* _WORK REQUEST_:
The whole listing that follows should be printed again, unchanged.
-------- TASK MATERIAL
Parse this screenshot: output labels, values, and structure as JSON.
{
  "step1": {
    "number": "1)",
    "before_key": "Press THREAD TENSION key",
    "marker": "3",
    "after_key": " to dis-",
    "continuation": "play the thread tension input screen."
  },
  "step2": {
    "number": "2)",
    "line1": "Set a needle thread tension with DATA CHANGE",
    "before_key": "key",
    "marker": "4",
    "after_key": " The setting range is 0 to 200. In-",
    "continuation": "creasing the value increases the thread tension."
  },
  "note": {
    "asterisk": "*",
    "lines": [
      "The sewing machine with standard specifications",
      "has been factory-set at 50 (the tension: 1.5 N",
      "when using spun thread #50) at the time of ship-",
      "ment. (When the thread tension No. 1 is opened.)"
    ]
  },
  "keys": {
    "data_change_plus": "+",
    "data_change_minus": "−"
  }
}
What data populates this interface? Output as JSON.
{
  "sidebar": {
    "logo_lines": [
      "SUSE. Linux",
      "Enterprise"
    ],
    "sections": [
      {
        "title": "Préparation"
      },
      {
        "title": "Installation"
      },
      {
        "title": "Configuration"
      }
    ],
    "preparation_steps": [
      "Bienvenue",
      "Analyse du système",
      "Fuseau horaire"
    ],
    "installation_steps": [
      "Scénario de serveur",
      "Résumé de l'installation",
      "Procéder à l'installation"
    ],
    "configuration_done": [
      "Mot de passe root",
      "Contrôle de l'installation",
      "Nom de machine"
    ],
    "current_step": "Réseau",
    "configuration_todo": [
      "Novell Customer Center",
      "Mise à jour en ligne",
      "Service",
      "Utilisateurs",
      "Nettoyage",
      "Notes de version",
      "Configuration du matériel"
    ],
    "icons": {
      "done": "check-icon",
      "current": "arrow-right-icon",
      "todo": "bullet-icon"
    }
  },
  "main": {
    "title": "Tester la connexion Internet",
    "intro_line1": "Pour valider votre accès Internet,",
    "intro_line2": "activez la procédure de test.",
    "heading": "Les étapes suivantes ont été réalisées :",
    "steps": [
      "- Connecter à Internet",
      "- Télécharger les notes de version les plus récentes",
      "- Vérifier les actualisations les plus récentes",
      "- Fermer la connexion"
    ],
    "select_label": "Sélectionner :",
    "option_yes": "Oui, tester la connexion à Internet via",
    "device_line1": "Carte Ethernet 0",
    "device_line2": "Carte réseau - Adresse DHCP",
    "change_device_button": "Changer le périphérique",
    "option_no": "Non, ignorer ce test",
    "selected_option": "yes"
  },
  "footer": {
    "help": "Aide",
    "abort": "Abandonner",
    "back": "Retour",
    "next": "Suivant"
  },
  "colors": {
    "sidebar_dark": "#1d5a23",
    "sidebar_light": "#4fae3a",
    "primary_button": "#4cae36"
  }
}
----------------
* _EXERCISE RESPONSE_:
Parse this screenshot: output labels, values, and structure as JSON.
{
  "step1": {
    "number": "1)",
    "before_key": "Press THREAD TENSION key",
    "marker": "3",
    "after_key": " to dis-",
    "continuation": "play the thread tension input screen."
  },
  "step2": {
    "number": "2)",
    "line1": "Set a needle thread tension with DATA CHANGE",
    "before_key": "key",
    "marker": "4",
    "after_key": " The setting range is 0 to 200. In-",
    "continuation": "creasing the value increases the thread tension."
  },
  "note": {
    "asterisk": "*",
    "lines": [
      "The sewing machine with standard specifications",
      "has been factory-set at 50 (the tension: 1.5 N",
      "when using spun thread #50) at the time of ship-",
      "ment. (When the thread tension No. 1 is opened.)"
    ]
  },
  "keys": {
    "data_change_plus": "+",
    "data_change_minus": "−"
  }
}
What data populates this interface? Output as JSON.
{
  "sidebar": {
    "logo_lines": [
      "SUSE. Linux",
      "Enterprise"
    ],
    "sections": [
      {
        "title": "Préparation"
      },
      {
        "title": "Installation"
      },
      {
        "title": "Configuration"
      }
    ],
    "preparation_steps": [
      "Bienvenue",
      "Analyse du système",
      "Fuseau horaire"
    ],
    "installation_steps": [
      "Scénario de serveur",
      "Résumé de l'installation",
      "Procéder à l'installation"
    ],
    "configuration_done": [
      "Mot de passe root",
      "Contrôle de l'installation",
      "Nom de machine"
    ],
    "current_step": "Réseau",
    "configuration_todo": [
      "Novell Customer Center",
      "Mise à jour en ligne",
      "Service",
      "Utilisateurs",
      "Nettoyage",
      "Notes de version",
      "Configuration du matériel"
    ],
    "icons": {
      "done": "check-icon",
      "current": "arrow-right-icon",
      "todo": "bullet-icon"
    }
  },
  "main": {
    "title": "Tester la connexion Internet",
    "intro_line1": "Pour valider votre accès Internet,",
    "intro_line2": "activez la procédure de test.",
    "heading": "Les étapes suivantes ont été réalisées :",
    "steps": [
      "- Connecter à Internet",
      "- Télécharger les notes de version les plus récentes",
      "- Vérifier les actualisations les plus récentes",
      "- Fermer la connexion"
    ],
    "select_label": "Sélectionner :",
    "option_yes": "Oui, tester la connexion à Internet via",
    "device_line1": "Carte Ethernet 0",
    "device_line2": "Carte réseau - Adresse DHCP",
    "change_device_button": "Changer le périphérique",
    "option_no": "Non, ignorer ce test",
    "selected_option": "yes"
  },
  "footer": {
    "help": "Aide",
    "abort": "Abandonner",
    "back": "Retour",
    "next": "Suivant"
  },
  "colors": {
    "sidebar_dark": "#1d5a23",
    "sidebar_light": "#4fae3a",
    "primary_button": "#4cae36"
  }
}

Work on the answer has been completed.